Exercise directions: Look through the material below. Copy every line with the string "this" in it.

Extracted data:
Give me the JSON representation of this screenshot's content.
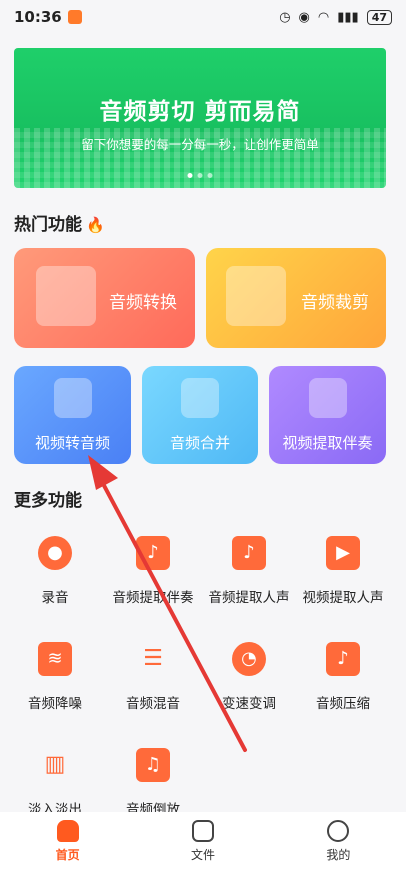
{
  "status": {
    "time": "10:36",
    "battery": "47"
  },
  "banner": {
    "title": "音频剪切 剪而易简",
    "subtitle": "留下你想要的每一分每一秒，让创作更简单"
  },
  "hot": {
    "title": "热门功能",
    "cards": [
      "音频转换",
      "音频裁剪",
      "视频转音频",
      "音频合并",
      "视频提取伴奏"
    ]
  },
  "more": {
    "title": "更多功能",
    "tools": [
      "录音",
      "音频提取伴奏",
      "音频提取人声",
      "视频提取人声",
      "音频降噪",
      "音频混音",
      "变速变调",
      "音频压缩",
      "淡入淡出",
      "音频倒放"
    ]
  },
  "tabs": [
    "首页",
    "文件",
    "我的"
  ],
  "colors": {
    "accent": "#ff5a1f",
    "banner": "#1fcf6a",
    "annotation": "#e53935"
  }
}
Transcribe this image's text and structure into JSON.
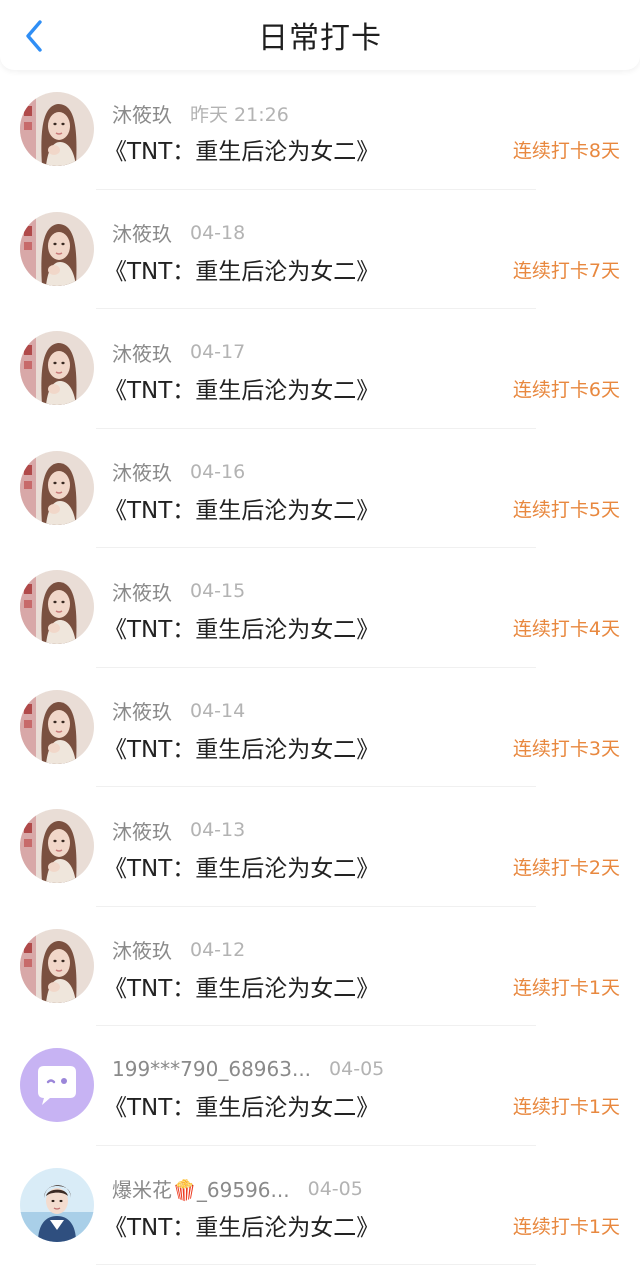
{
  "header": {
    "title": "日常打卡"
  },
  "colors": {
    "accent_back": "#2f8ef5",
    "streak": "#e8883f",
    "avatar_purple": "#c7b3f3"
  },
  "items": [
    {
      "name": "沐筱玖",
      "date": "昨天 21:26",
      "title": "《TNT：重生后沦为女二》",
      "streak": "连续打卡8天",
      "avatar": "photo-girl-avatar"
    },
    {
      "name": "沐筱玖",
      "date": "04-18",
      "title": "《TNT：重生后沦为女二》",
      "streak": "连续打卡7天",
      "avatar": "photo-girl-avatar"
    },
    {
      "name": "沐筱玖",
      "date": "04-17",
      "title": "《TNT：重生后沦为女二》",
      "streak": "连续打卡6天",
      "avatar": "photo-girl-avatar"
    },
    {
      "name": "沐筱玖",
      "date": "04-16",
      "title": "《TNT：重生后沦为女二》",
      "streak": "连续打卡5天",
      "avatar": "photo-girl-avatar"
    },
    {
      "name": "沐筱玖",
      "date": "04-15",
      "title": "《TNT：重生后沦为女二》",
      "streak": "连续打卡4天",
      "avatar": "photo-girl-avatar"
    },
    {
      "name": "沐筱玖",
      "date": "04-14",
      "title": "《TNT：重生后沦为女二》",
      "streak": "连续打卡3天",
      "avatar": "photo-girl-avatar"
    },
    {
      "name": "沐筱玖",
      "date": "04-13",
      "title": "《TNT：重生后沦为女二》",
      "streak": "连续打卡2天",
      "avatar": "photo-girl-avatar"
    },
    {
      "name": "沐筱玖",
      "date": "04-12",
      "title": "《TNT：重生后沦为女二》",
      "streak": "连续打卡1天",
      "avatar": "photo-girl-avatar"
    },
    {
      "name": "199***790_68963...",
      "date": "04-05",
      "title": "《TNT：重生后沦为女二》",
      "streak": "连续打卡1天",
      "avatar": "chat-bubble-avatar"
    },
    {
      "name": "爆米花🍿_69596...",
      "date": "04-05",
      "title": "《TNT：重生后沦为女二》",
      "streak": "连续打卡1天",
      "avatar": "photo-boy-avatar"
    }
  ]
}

Worked solution:
Give me the JSON representation of this screenshot's content.
Transcribe this image's text and structure into JSON.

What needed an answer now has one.